Your response should consist of the entries below, written out exactly.

- [Material for this task]
────────────────

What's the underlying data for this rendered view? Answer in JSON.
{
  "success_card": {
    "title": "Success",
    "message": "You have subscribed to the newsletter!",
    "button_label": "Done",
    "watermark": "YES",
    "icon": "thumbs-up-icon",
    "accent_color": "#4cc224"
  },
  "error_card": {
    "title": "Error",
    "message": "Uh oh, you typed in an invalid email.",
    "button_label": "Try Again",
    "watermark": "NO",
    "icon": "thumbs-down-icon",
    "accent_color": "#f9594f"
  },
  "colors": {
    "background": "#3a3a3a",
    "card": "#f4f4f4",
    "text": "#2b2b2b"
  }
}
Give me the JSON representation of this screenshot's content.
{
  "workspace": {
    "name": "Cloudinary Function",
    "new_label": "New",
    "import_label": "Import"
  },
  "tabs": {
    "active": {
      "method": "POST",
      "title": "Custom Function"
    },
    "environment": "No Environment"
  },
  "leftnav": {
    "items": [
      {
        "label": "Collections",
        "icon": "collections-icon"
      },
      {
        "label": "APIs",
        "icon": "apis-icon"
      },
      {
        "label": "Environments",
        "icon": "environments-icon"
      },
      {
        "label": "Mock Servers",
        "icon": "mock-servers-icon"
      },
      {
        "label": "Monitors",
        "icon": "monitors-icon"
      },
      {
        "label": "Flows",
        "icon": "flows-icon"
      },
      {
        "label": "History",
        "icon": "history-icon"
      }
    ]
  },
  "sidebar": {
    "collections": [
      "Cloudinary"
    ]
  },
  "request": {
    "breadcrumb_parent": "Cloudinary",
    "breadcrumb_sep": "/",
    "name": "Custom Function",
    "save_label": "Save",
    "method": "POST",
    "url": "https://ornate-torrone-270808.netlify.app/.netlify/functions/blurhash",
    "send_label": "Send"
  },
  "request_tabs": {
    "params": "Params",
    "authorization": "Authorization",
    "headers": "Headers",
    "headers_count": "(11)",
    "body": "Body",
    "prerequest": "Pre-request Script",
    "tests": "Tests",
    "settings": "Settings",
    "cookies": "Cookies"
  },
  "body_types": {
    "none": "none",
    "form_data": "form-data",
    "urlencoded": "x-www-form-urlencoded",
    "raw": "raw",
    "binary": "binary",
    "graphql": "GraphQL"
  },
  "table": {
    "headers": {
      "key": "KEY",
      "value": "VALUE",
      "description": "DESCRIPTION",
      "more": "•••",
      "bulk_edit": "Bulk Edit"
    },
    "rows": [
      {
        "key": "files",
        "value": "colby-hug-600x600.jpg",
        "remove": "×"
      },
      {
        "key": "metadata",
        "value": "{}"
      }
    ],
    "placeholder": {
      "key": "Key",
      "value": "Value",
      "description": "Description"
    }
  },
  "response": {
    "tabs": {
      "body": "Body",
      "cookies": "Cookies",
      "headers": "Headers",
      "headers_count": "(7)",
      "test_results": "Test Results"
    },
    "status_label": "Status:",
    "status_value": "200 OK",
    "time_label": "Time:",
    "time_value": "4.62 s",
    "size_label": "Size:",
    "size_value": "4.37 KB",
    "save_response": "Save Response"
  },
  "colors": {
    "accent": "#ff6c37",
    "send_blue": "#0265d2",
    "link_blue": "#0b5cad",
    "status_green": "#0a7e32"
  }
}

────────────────

- [Solution to this problem]
What's the underlying data for this rendered view? Answer in JSON.
{
  "success_card": {
    "title": "Success",
    "message": "You have subscribed to the newsletter!",
    "button_label": "Done",
    "watermark": "YES",
    "icon": "thumbs-up-icon",
    "accent_color": "#4cc224"
  },
  "error_card": {
    "title": "Error",
    "message": "Uh oh, you typed in an invalid email.",
    "button_label": "Try Again",
    "watermark": "NO",
    "icon": "thumbs-down-icon",
    "accent_color": "#f9594f"
  },
  "colors": {
    "background": "#3a3a3a",
    "card": "#f4f4f4",
    "text": "#2b2b2b"
  }
}
Give me the JSON representation of this screenshot's content.
{
  "workspace": {
    "name": "Cloudinary Function",
    "new_label": "New",
    "import_label": "Import"
  },
  "tabs": {
    "active": {
      "method": "POST",
      "title": "Custom Function"
    },
    "environment": "No Environment"
  },
  "leftnav": {
    "items": [
      {
        "label": "Collections",
        "icon": "collections-icon"
      },
      {
        "label": "APIs",
        "icon": "apis-icon"
      },
      {
        "label": "Environments",
        "icon": "environments-icon"
      },
      {
        "label": "Mock Servers",
        "icon": "mock-servers-icon"
      },
      {
        "label": "Monitors",
        "icon": "monitors-icon"
      },
      {
        "label": "Flows",
        "icon": "flows-icon"
      },
      {
        "label": "History",
        "icon": "history-icon"
      }
    ]
  },
  "sidebar": {
    "collections": [
      "Cloudinary"
    ]
  },
  "request": {
    "breadcrumb_parent": "Cloudinary",
    "breadcrumb_sep": "/",
    "name": "Custom Function",
    "save_label": "Save",
    "method": "POST",
    "url": "https://ornate-torrone-270808.netlify.app/.netlify/functions/blurhash",
    "send_label": "Send"
  },
  "request_tabs": {
    "params": "Params",
    "authorization": "Authorization",
    "headers": "Headers",
    "headers_count": "(11)",
    "body": "Body",
    "prerequest": "Pre-request Script",
    "tests": "Tests",
    "settings": "Settings",
    "cookies": "Cookies"
  },
  "body_types": {
    "none": "none",
    "form_data": "form-data",
    "urlencoded": "x-www-form-urlencoded",
    "raw": "raw",
    "binary": "binary",
    "graphql": "GraphQL"
  },
  "table": {
    "headers": {
      "key": "KEY",
      "value": "VALUE",
      "description": "DESCRIPTION",
      "more": "•••",
      "bulk_edit": "Bulk Edit"
    },
    "rows": [
      {
        "key": "files",
        "value": "colby-hug-600x600.jpg",
        "remove": "×"
      },
      {
        "key": "metadata",
        "value": "{}"
      }
    ],
    "placeholder": {
      "key": "Key",
      "value": "Value",
      "description": "Description"
    }
  },
  "response": {
    "tabs": {
      "body": "Body",
      "cookies": "Cookies",
      "headers": "Headers",
      "headers_count": "(7)",
      "test_results": "Test Results"
    },
    "status_label": "Status:",
    "status_value": "200 OK",
    "time_label": "Time:",
    "time_value": "4.62 s",
    "size_label": "Size:",
    "size_value": "4.37 KB",
    "save_response": "Save Response"
  },
  "colors": {
    "accent": "#ff6c37",
    "send_blue": "#0265d2",
    "link_blue": "#0b5cad",
    "status_green": "#0a7e32"
  }
}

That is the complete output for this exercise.